Jump to: navigation, search

The Times (01/Jan/1937) - The films

(c) The Times (01/Jan/1937)


During the past year the British film industry made steady though slow progress. Mr. Alexander Korda, with unusual daring, ignored the insistent demands for sentiment and romance, and attempted to express through the medium of the screen some of the ideas contained in Mr. H. G. Wells's book "The Shape of Things to Come." The attempt was commendable, but not wholly successful. Humanity itself seemed insignificant compared with the magnificent architectural settings of a world not yet realized. The Man Who Could Work Miracles related Mr. Wells's joke in a new but more limited form, and in Rembrandt Mr. Korda showed how difficult it is to attempt a portrait of Rembrandt or of anyone else that he habitually painted. At the end of the film, however, Mr. Charles Laughton managed to look surprisingly like one of the self-portraits in old age. Mr. Alfred Hitchcock, in The Secret Agent and Sabotage, justified the reputation he has already built up as a director of scenes of excitement and suspense. Rhodes of Africa was a prudent and well-informed record of the chief events in the life of Cecil Rhodes. As You Like It, with Miss Elisabeth Bergner as Rosalind, marked the first attempt in this country to reproduce on the screen one of Shakespeare's plays. In November the committee appointed by the Board of Trade to consider the position of the British film industry issued its report and recommended the continuance of the Films Act in a new and amended form.

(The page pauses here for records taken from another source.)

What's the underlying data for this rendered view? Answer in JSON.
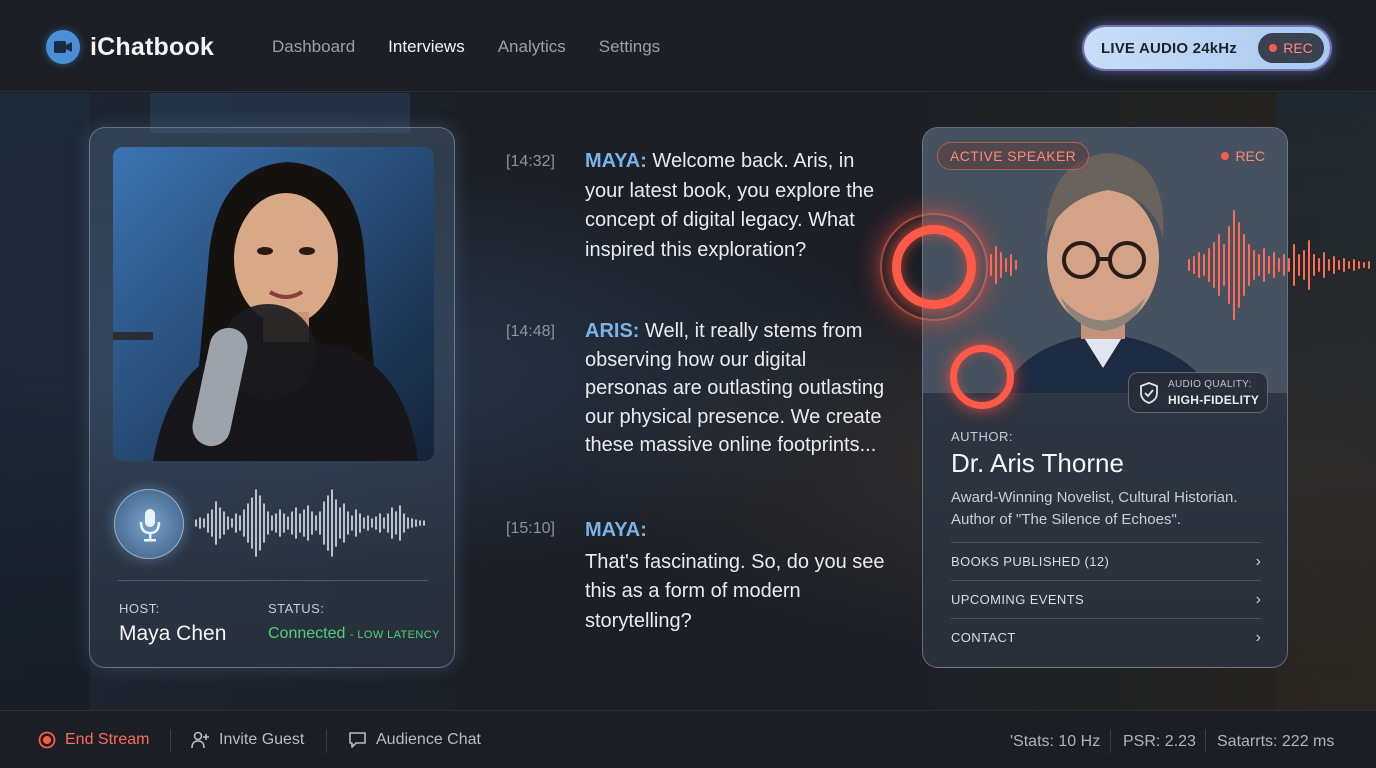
{
  "app": {
    "name": "iChatbook"
  },
  "nav": [
    "Dashboard",
    "Interviews",
    "Analytics",
    "Settings"
  ],
  "live": {
    "label": "LIVE AUDIO 24kHz",
    "rec": "REC"
  },
  "host": {
    "label": "HOST:",
    "name": "Maya Chen",
    "status_label": "STATUS:",
    "status": "Connected",
    "status_sub": "- LOW LATENCY"
  },
  "transcript": [
    {
      "time": "[14:32]",
      "speaker": "MAYA:",
      "text": " Welcome back. Aris, in your latest book, you explore the concept of digital legacy. What inspired this exploration?"
    },
    {
      "time": "[14:48]",
      "speaker": "ARIS:",
      "text": " Well, it really stems from observing how our digital personas are outlasting outlasting our physical presence. We create these massive online footprints..."
    },
    {
      "time": "[15:10]",
      "speaker": "MAYA:",
      "text": "That's fascinating. So, do you see this as a form of modern storytelling?"
    }
  ],
  "guest": {
    "active": "ACTIVE SPEAKER",
    "rec": "REC",
    "quality_label": "AUDIO QUALITY:",
    "quality_value": "HIGH-FIDELITY",
    "author_label": "AUTHOR:",
    "name": "Dr. Aris Thorne",
    "bio": "Award-Winning Novelist, Cultural Historian. Author of \"The Silence of Echoes\".",
    "links": [
      "BOOKS PUBLISHED (12)",
      "UPCOMING EVENTS",
      "CONTACT"
    ]
  },
  "footer": {
    "end": "End Stream",
    "invite": "Invite Guest",
    "chat": "Audience Chat",
    "stats": [
      "'Stats: 10 Hz",
      "PSR: 2.23",
      "Satarrts: 222 ms"
    ]
  },
  "colors": {
    "accent_blue": "#4a90d9",
    "rec_red": "#ff5a48",
    "connected_green": "#4fd17a",
    "speaker_blue": "#7ab3e8"
  },
  "icons": [
    "video-chat-icon",
    "microphone-icon",
    "shield-check-icon",
    "chevron-right-icon",
    "record-icon",
    "add-user-icon",
    "chat-bubble-icon"
  ]
}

The most distinguished film from America last year was The Story of Louis Pasteur, a moving and unsentimental tribute to a great scientist, Mr. Charles Chaplin, after an absence of five years, returned to the screen with. Modern Times, a satire on a highly industrialized civilization. Among other films worthy of mention are Mr. Deeds Goes to Town, Romeo and Juliet, Green Pastures, Ah! Wilderness, Fury, Desire, and These Three. Productions from the Continent were well below the usual standard except for La Kermesse Heroique and Mayerling, of which the latter reconstructed the tragedy of the Archduke of Austria and Marie Yelsera.